* Task prompt *
Please, without the pictures, restate every entry exactly.

** Opening Raw data block **

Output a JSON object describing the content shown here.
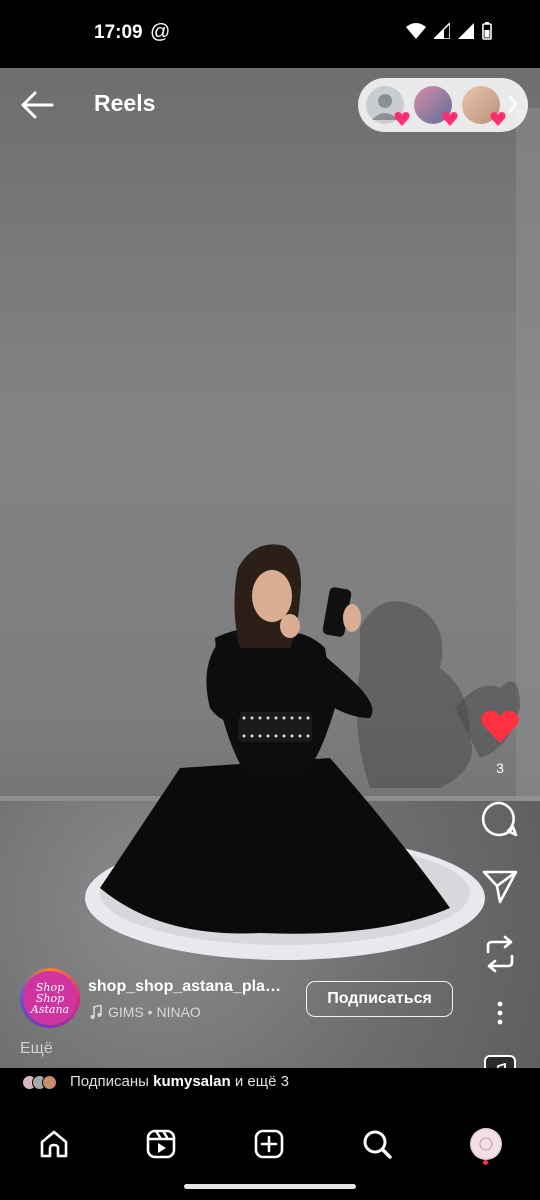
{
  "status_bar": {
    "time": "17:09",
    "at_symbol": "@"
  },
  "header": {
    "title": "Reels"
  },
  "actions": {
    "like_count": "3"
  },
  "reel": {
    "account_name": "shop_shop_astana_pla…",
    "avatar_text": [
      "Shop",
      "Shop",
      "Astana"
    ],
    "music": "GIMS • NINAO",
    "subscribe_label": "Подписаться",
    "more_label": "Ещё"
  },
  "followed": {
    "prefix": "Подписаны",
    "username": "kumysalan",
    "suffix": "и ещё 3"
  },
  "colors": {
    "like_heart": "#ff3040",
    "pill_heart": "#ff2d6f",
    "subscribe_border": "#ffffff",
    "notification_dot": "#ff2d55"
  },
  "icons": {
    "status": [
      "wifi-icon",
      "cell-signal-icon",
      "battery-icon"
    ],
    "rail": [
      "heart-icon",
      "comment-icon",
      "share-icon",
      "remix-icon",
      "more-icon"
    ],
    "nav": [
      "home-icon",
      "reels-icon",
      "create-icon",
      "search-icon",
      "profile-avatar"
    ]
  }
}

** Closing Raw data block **

* Answer to this problem *
Output a JSON object describing the content shown here.
{
  "status_bar": {
    "time": "17:09",
    "at_symbol": "@"
  },
  "header": {
    "title": "Reels"
  },
  "actions": {
    "like_count": "3"
  },
  "reel": {
    "account_name": "shop_shop_astana_pla…",
    "avatar_text": [
      "Shop",
      "Shop",
      "Astana"
    ],
    "music": "GIMS • NINAO",
    "subscribe_label": "Подписаться",
    "more_label": "Ещё"
  },
  "followed": {
    "prefix": "Подписаны",
    "username": "kumysalan",
    "suffix": "и ещё 3"
  },
  "colors": {
    "like_heart": "#ff3040",
    "pill_heart": "#ff2d6f",
    "subscribe_border": "#ffffff",
    "notification_dot": "#ff2d55"
  },
  "icons": {
    "status": [
      "wifi-icon",
      "cell-signal-icon",
      "battery-icon"
    ],
    "rail": [
      "heart-icon",
      "comment-icon",
      "share-icon",
      "remix-icon",
      "more-icon"
    ],
    "nav": [
      "home-icon",
      "reels-icon",
      "create-icon",
      "search-icon",
      "profile-avatar"
    ]
  }
}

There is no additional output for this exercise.